With the amount of time that we spend on our devices, when does updating cross the line into oversharing? Are we just sharing because we have a ‘Fear Of Missing Out’ (F.O.M.O) by not updating our friends and followers with what we’re doing? As we continue utilising these platforms, this article discusses some of the possible outcomes of oversharing that you should be aware of before posting that next update…

Stranger Danger
Are you someone who is proud of your health achievements and how far you've managed to run today? What about breaking your personal record of what you managed to lift at the gym? If you are, cybercriminals may already have the approximate location of your house, the path you take for running and your health regime. These days it’s also becoming increasingly common for people to post holiday bookings, including the dates and locations where they will be. If you are abroad on holiday, criminals may take advantage of an empty house. 

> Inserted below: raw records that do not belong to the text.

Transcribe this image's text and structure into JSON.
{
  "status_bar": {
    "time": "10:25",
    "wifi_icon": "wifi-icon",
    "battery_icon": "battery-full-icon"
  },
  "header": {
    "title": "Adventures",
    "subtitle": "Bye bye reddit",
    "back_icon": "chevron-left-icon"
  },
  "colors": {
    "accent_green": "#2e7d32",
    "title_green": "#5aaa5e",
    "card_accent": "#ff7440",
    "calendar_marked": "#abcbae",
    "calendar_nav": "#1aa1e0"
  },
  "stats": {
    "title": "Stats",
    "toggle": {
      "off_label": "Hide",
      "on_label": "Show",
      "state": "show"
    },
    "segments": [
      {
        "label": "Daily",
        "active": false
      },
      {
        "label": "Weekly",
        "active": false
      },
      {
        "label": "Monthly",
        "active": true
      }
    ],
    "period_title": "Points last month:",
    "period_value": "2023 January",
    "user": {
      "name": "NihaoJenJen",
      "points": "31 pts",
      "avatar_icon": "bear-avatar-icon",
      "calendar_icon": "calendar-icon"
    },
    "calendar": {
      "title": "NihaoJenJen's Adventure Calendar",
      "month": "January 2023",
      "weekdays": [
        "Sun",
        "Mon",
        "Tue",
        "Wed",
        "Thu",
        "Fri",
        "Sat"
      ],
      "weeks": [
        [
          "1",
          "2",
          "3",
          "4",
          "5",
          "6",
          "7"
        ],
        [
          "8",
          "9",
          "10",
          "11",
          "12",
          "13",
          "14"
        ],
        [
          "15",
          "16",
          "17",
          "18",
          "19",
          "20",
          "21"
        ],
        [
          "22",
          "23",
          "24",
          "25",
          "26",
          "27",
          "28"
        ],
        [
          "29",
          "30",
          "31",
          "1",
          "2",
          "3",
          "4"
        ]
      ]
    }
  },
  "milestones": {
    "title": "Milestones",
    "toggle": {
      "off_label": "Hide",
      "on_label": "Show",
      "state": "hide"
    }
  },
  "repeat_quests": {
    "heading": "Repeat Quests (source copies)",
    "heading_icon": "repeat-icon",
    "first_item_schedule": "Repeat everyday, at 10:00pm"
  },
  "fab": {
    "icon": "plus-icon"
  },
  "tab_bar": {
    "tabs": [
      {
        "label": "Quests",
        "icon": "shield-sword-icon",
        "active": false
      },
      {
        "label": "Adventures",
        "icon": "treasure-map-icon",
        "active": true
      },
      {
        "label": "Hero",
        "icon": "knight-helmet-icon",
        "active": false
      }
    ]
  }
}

Digital Profiling
It is not unheard of to be approached for possible business ventures via professional social platforms such as LinkedIn. Beyond just knowing a person's interests, oversharing can lead to cybercriminals building a profile on you that could eventually lead to being used against you as a scam. Financial scams are not new and can cost budding entrepreneurs large sums of money if they are not careful. 

Exposing yourself
21% of Singaporean respondents from the ESET 2018 APAC Consumer Survey indicated that they have shared personal information or photos with strangers via social media platforms. Although this is a lower rate in comparison with other countries, it is still a worrying level of discretion. Personal information can always be used against you or to carry out an elaborate scheme to scam you. 

Mistaken Identity
According to the ESET 2018 APAC Consumer Survey, 42% of Singaporean respondents indicated that they interact and engage with strangers on social media. As care-free as this behaviour sounds, it poses the risk of cybercriminals gathering enough information about you to attempt to either steal or duplicate your identity, eventually leading to extortion or blackmail.

In conclusion, while we may feel pressured to broadcast our personal lives via social media, doing so poses many risks. We’re not saying that you shouldn’t be active on social media at all, but instead we advocate being mindful of what you post online and who you share the information with. There are simple measures that we all can take, such as:
Limiting the number of people that can see your location
Segregating the audience for specific posts, so only trusted friends will be updated
Posting about being on holiday, only after you come back from your holiday
Reviewing your post visibility settings before you post something, and think about the consequences it can have upon your life, both personal and professional.